In State Farm Mutual Automobile Insurance Co. v. Huff, 2013 DJDAR 7379 (2013), the California Court of Appeal for the Fourth Appellate District decided a novel fee case in the medical context, referencing standards used to recover attorney fees under California law.
An individual suffered injuries in an automobile accident. The injured party was treated at the hospital. At the time of his discharge, the patient owed the hospital significant sums for medical services. The hospital was never paid. Later, in a personal injury lawsuit arising from the same automobile accident, a jury awarded the injured person $356,588 against the parties who allegedly caused the accident. The hospital informed the responsible parties’ insurer, State Farm Mutual Automobile Insurance Co. (“State Farm”), that it was claiming a $34,321 lien on the judgment.
The plaintiff demanded that the insurer ignore the lien and pay the entire judgment amount to him without offset. State Farm filed an interpleader action requesting the trial court for instructions on how to allocate the money. The trial court awarded the hospital $34,320.
The court of appeal reversed the decision of the lower court. The court of appeal noted that when a hospital provides medical services to a person injured by a third party’s negligence, that hospital is entitled to a lien on damages recovered by the person “to the extent of the amount of the reasonable and necessary charges of the hospital.” Such a lien is authorized by Civil Code Sections 3045.1-3045.6, referenced as the Hospital Lien Act.
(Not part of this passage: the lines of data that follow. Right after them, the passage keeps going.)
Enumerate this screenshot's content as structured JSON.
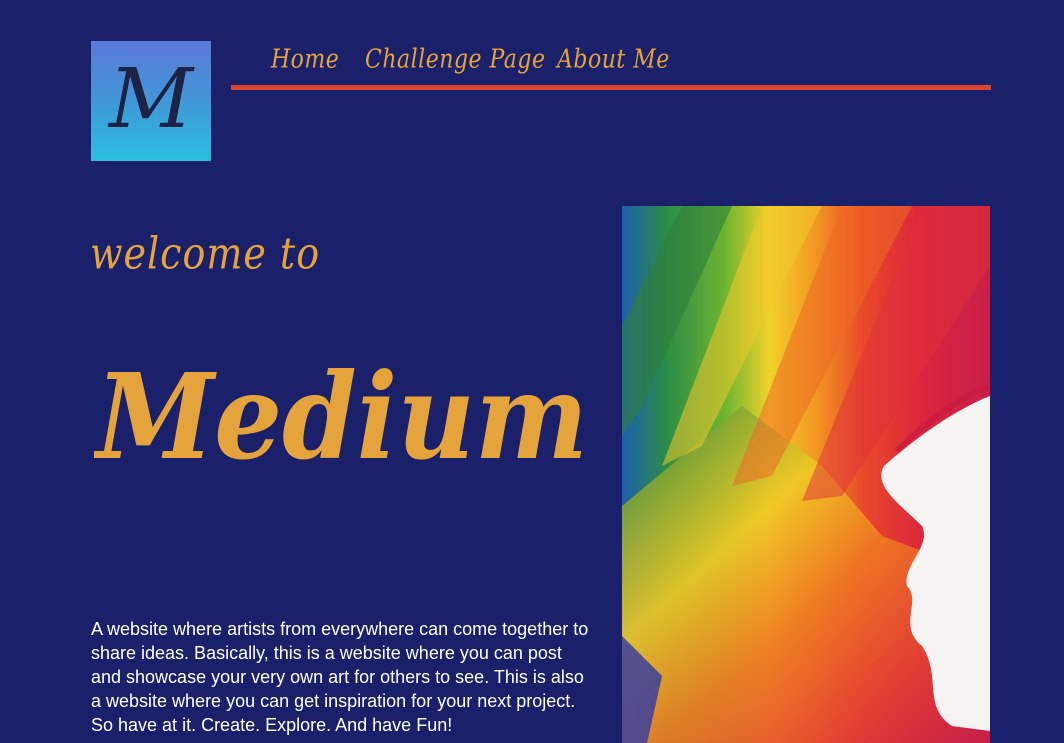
{
  "logo": {
    "letter": "M",
    "icon": "logo-monogram"
  },
  "nav": {
    "items": [
      {
        "label": "Home"
      },
      {
        "label": "Challenge Page"
      },
      {
        "label": "About Me"
      }
    ]
  },
  "hero": {
    "welcome": "welcome to",
    "brand": "Medium",
    "description": "A website where artists from everywhere can come together to share ideas. Basically, this is a website where you can post and showcase your very own art for others to see. This is also a website where you can get inspiration for your next project. So have at it. Create. Explore. And have Fun!",
    "image_icon": "rainbow-paint-stroke-image"
  },
  "colors": {
    "background": "#1b206a",
    "accent_gold": "#e5a43b",
    "nav_underline": "#d8452e",
    "text": "#ffffff"
  }
}
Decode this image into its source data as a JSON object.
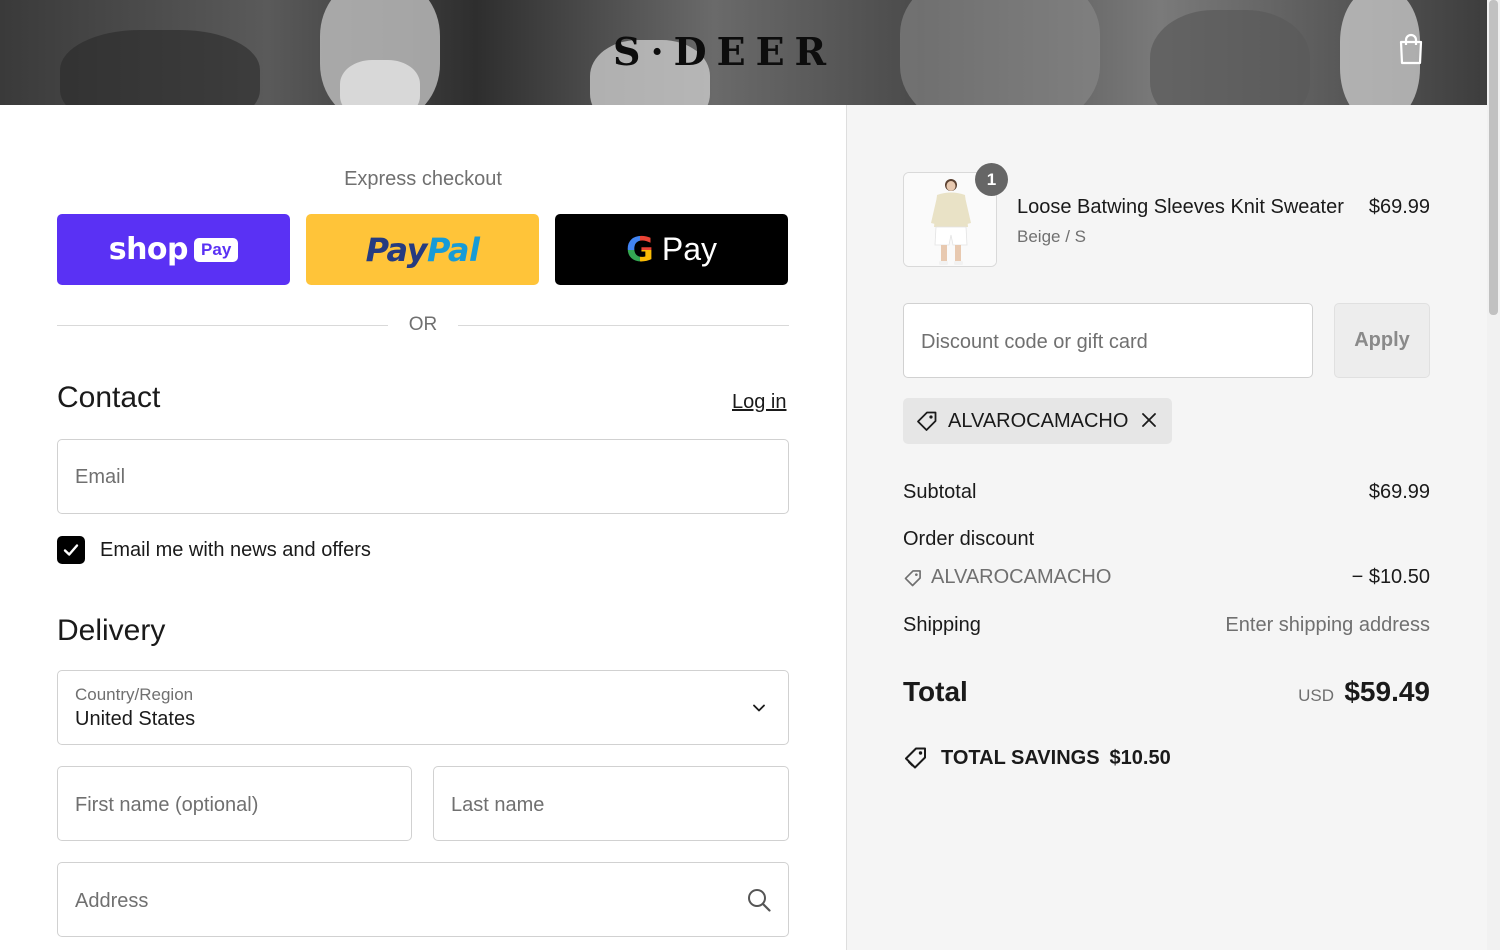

The court noted that the hospital, as the party asserting a right to the recovery, has the burden of proving the amount of its lien and that the charges were “reasonable and necessary.” The court of appeal found the trial court’s reasoning flawed and it reversed the decision on that basis.